Through the first four innings, however, the teams looked equally matched. Luis Severino no-hit the Astros through 3 2/3 innings, losing his bid on Carlos Correa‘s line drive single in the fourth. The Astros returned in the fifth to do some real damage, drawing two walks and plating the first run of the night with Brian McCann‘s ground-rule double off of the right field wall. Things didn’t get any easier for Severino. Jose Altuve lined a two-RBI base hit into left field, upping Houston’s advantage to three runs.

Verlander, meanwhile, muted the Yankees’ offense with seven innings of five-hit, eight-strikeout ball. While he didn’t come close to matching his complete game effort in Game 2, he was still plenty dominant against a struggling New York lineup. No player reached past first base until the sixth inning, when a pair of base hits from Chase Headley and Didi Gregorius gave the Yankees their first runner in scoring position. That didn’t last long, though, as Gary Sanchez grounded out on a 3-0 slider to end the inning.

In the seventh, Houston’s ace got into another spot of trouble. He walked Greg Bird on six pitches to start the inning, then plunked Starlin Castro on the wrist. Aaron Hicks struck out, in part thanks to a questionable call by home plate umpire Jim Reynolds, but it was Todd Frazier who presented the biggest threat after returning an 0-1 fastball for a 403-foot fly out to left field. Luckily for Verlander, George Springer was there to bail him out with a leaping catch at the wall.

The Yankees kept things exciting in the eighth, too. Aaron Judge ripped his third postseason home run off of Brad Peacock, taking a 425-footer out to the train in left field to spoil the Astros’ shutout. That was the only real break the Yankees got, however, as Altuve, Alex Bregman and Evan Gattis returned in the bottom of the inning to tack on another four runs, including Altuve’s solo shot off of David Robertson:

Ken Giles handled the ninth, expending 23 pitches and giving up a base hit and a walk before retiring Frazier and Headley to end the game. Thanks to Houston’s winning efforts, the two teams will compete in their first seven-game Championship Series since 2004 — and this time, at least one of them is guaranteed to come away with a win.

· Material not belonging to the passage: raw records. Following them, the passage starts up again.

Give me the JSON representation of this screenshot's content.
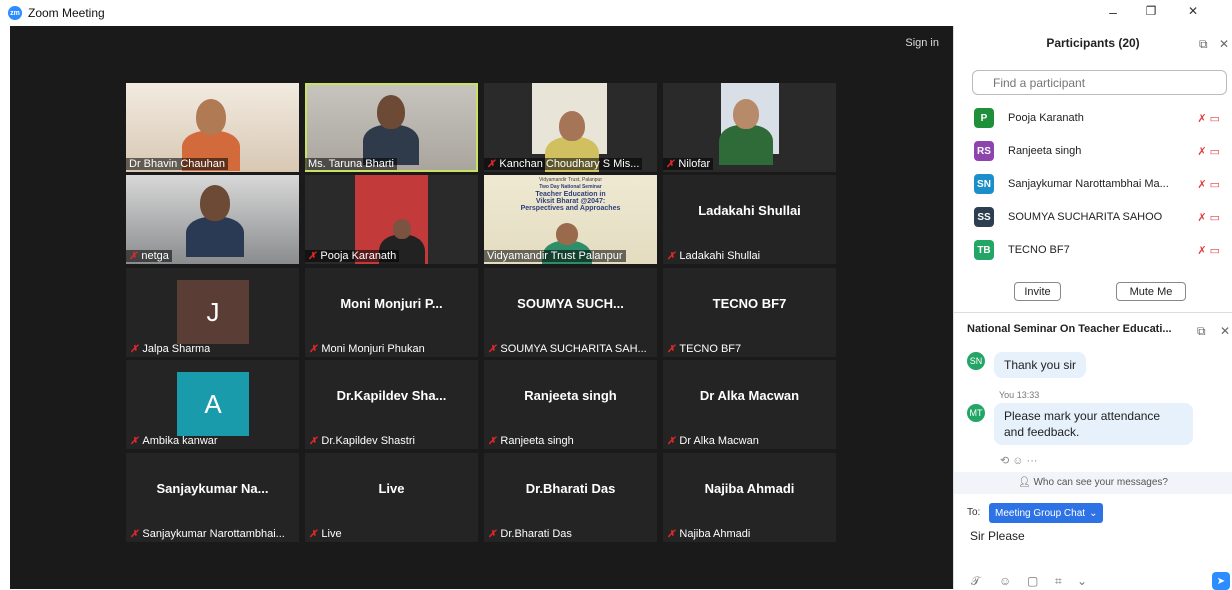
{
  "window": {
    "title": "Zoom Meeting",
    "minimize": "–",
    "restore": "❐",
    "close": "✕"
  },
  "stage": {
    "sign_in": "Sign in"
  },
  "tiles": [
    {
      "label": "Dr Bhavin Chauhan",
      "big": "",
      "muted": false
    },
    {
      "label": "Ms. Taruna Bharti",
      "big": "",
      "muted": false,
      "active": true
    },
    {
      "label": "Kanchan Choudhary S Mis...",
      "big": "",
      "muted": true
    },
    {
      "label": "Nilofar",
      "big": "",
      "muted": true
    },
    {
      "label": "netga",
      "big": "",
      "muted": true
    },
    {
      "label": "Pooja Karanath",
      "big": "",
      "muted": true
    },
    {
      "label": "Vidyamandir Trust Palanpur",
      "big": "",
      "muted": false
    },
    {
      "label": "Ladakahi Shullai",
      "big": "Ladakahi Shullai",
      "muted": true
    },
    {
      "label": "Jalpa Sharma",
      "big": "",
      "muted": true,
      "avatar": "J"
    },
    {
      "label": "Moni Monjuri Phukan",
      "big": "Moni Monjuri P...",
      "muted": true
    },
    {
      "label": "SOUMYA SUCHARITA SAH...",
      "big": "SOUMYA SUCH...",
      "muted": true
    },
    {
      "label": "TECNO BF7",
      "big": "TECNO BF7",
      "muted": true
    },
    {
      "label": "Ambika kanwar",
      "big": "",
      "muted": true,
      "avatar": "A"
    },
    {
      "label": "Dr.Kapildev Shastri",
      "big": "Dr.Kapildev Sha...",
      "muted": true
    },
    {
      "label": "Ranjeeta singh",
      "big": "Ranjeeta singh",
      "muted": true
    },
    {
      "label": "Dr Alka Macwan",
      "big": "Dr Alka Macwan",
      "muted": true
    },
    {
      "label": "Sanjaykumar Narottambhai...",
      "big": "Sanjaykumar Na...",
      "muted": true
    },
    {
      "label": "Live",
      "big": "Live",
      "muted": true
    },
    {
      "label": "Dr.Bharati Das",
      "big": "Dr.Bharati Das",
      "muted": true
    },
    {
      "label": "Najiba Ahmadi",
      "big": "Najiba Ahmadi",
      "muted": true
    }
  ],
  "slide": {
    "line1": "Vidyamandir Trust, Palanpur",
    "line2": "Two Day National Seminar",
    "line3": "Teacher Education in",
    "line4": "Viksit Bharat @2047:",
    "line5": "Perspectives and Approaches"
  },
  "participants_panel": {
    "title": "Participants (20)",
    "search_placeholder": "Find a participant",
    "participants": [
      {
        "initials": "P",
        "name": "Pooja Karanath",
        "color": "#1f8f3a"
      },
      {
        "initials": "RS",
        "name": "Ranjeeta singh",
        "color": "#8e44ad"
      },
      {
        "initials": "SN",
        "name": "Sanjaykumar Narottambhai Ma...",
        "color": "#1a8fc9"
      },
      {
        "initials": "SS",
        "name": "SOUMYA SUCHARITA SAHOO",
        "color": "#2c3e50"
      },
      {
        "initials": "TB",
        "name": "TECNO BF7",
        "color": "#23a566"
      }
    ],
    "invite": "Invite",
    "mute_me": "Mute Me"
  },
  "chat": {
    "title": "National Seminar On Teacher Educati...",
    "messages": [
      {
        "initials": "SN",
        "sender": "",
        "text": "Thank you sir"
      },
      {
        "initials": "MT",
        "sender": "You 13:33",
        "text_line1": "Please mark your attendance",
        "text_line2": "and feedback."
      }
    ],
    "who_can_see": "Who can see your messages?",
    "to_label": "To:",
    "recipient": "Meeting Group Chat",
    "draft": "Sir Please"
  },
  "colors": {
    "brand": "#2D8CFF",
    "active_speaker": "#c9e265",
    "muted": "#e02828"
  }
}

Game 7 of the ALCS is set for Saturday at 8:00 PM ET. Houston right-hander Charlie Morton (14-7, 3.62 ERA) is scheduled to face southpaw CC Sabathia (14-5, 3.69 ERA).